EXERCISE REQUIREMENTS: Go through the data and tally the lines that hold the string "thumbnail". Reply with the total alone.

PROVIDED RECORDS:
===

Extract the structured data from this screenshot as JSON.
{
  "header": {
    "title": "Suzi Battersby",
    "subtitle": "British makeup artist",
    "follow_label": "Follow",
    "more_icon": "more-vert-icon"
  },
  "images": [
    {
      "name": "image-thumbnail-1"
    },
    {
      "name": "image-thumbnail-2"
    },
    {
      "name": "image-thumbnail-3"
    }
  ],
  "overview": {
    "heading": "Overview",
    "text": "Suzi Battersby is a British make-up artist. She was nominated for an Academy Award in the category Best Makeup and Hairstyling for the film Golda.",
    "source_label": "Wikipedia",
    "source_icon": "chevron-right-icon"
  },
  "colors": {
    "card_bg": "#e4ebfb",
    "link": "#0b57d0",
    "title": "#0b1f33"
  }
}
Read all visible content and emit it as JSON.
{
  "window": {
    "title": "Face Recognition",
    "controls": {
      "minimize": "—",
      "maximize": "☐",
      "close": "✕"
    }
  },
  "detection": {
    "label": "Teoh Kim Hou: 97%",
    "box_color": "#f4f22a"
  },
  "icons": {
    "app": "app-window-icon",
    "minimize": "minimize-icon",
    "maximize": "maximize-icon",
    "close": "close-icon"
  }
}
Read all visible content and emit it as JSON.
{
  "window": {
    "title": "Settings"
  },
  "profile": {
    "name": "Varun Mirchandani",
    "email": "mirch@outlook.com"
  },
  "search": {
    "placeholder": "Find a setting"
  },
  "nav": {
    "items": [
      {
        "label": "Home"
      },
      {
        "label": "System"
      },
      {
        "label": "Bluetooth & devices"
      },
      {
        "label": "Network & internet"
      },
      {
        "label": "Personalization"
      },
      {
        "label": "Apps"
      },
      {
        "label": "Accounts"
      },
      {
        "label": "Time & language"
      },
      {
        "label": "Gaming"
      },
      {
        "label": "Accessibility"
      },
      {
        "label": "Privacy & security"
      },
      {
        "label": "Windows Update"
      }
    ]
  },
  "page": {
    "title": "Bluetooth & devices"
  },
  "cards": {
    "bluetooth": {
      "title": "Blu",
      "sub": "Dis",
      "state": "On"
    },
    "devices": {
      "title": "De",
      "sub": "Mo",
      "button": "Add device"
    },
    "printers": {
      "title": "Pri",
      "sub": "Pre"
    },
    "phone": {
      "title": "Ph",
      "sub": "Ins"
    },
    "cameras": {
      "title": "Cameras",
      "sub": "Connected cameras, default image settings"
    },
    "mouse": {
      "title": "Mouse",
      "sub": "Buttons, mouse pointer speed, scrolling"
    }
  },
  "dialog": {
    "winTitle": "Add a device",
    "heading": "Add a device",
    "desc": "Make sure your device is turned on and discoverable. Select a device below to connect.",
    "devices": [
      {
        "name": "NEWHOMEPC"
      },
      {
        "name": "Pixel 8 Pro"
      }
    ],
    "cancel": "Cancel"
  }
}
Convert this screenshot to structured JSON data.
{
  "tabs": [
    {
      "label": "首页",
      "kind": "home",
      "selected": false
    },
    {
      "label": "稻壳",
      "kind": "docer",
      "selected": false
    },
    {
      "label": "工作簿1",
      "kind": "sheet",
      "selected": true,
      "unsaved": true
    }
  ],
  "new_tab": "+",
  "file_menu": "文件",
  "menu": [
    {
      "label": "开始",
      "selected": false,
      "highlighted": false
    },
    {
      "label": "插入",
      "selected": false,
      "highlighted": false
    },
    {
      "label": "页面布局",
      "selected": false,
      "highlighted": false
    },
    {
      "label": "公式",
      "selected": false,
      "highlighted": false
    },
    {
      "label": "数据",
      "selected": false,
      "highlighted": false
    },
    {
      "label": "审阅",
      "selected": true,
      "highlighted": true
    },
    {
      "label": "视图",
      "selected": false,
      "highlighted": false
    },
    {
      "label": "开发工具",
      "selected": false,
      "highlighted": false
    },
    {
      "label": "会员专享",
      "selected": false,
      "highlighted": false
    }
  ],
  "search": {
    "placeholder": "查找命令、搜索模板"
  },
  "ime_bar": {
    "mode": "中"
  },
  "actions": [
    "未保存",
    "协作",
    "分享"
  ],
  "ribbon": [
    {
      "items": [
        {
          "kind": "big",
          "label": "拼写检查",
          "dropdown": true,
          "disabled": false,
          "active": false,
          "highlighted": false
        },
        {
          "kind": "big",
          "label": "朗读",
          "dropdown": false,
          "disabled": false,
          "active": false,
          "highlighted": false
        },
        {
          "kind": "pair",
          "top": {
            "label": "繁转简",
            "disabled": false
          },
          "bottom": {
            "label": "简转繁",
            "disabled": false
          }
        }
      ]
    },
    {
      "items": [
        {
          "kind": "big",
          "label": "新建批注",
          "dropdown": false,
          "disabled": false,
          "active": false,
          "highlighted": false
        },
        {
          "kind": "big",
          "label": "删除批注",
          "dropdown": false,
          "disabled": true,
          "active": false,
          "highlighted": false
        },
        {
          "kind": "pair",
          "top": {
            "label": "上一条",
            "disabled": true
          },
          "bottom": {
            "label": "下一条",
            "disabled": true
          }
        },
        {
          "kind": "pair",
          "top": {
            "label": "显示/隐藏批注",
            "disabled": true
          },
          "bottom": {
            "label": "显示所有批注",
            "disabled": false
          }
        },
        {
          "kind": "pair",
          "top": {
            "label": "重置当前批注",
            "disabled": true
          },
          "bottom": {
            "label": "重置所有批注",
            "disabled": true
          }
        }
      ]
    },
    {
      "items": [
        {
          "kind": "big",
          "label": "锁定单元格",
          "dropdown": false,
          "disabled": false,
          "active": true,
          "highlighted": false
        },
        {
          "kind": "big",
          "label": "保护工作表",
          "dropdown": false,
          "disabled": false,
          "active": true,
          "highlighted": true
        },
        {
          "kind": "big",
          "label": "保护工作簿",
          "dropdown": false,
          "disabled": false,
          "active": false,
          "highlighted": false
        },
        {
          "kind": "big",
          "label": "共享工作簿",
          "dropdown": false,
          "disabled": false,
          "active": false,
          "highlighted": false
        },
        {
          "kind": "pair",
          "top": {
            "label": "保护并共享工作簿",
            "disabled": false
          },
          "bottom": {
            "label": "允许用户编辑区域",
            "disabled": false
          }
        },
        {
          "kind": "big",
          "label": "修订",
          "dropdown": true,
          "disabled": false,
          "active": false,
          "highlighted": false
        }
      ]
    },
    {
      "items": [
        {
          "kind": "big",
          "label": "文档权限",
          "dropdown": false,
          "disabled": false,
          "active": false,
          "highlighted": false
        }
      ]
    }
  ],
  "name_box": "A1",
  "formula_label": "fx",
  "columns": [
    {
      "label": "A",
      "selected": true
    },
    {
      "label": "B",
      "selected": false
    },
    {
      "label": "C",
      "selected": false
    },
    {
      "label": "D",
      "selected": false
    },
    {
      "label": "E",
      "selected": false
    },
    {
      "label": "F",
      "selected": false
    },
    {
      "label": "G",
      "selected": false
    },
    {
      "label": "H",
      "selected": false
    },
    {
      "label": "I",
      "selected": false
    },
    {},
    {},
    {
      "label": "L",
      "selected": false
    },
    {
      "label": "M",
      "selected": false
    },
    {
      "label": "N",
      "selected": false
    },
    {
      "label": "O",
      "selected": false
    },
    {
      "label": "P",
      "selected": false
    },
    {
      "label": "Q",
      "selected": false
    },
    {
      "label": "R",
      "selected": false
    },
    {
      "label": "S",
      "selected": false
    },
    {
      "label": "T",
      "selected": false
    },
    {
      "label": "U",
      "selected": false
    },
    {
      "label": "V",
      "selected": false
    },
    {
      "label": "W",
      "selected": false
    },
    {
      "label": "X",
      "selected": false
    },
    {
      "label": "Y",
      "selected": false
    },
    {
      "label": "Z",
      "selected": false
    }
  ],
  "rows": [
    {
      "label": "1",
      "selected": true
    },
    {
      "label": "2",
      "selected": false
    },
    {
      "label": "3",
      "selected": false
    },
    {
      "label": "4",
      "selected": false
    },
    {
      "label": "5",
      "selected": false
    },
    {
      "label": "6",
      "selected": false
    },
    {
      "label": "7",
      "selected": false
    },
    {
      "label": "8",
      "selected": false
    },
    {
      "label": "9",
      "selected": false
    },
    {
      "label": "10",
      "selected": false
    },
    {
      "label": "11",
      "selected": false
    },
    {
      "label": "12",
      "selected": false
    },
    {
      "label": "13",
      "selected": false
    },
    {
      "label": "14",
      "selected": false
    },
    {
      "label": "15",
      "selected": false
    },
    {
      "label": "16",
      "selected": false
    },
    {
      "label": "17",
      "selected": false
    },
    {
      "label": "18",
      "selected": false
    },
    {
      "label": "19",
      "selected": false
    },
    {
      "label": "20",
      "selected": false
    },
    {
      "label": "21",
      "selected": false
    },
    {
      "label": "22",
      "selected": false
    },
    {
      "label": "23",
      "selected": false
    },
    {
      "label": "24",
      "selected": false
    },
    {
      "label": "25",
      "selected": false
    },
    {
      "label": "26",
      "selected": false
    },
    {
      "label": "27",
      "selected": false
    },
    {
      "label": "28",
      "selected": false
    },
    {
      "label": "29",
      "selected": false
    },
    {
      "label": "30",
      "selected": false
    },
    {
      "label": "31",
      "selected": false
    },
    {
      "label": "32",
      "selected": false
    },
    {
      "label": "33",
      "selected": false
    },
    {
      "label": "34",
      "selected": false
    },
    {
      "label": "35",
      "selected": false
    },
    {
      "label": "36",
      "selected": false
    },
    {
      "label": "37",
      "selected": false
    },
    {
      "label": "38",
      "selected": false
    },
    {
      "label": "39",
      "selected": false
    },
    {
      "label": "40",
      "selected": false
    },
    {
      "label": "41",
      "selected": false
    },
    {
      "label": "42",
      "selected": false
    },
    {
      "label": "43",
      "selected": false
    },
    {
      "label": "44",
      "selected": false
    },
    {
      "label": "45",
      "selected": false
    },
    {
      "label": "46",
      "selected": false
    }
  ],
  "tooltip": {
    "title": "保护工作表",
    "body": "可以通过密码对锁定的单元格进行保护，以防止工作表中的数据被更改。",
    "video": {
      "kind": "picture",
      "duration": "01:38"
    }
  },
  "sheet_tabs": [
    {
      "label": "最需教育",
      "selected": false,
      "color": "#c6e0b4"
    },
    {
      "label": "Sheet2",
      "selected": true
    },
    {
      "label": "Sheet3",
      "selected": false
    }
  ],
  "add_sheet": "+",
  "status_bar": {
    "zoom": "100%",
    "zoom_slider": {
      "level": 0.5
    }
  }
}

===

SOLUTION: 3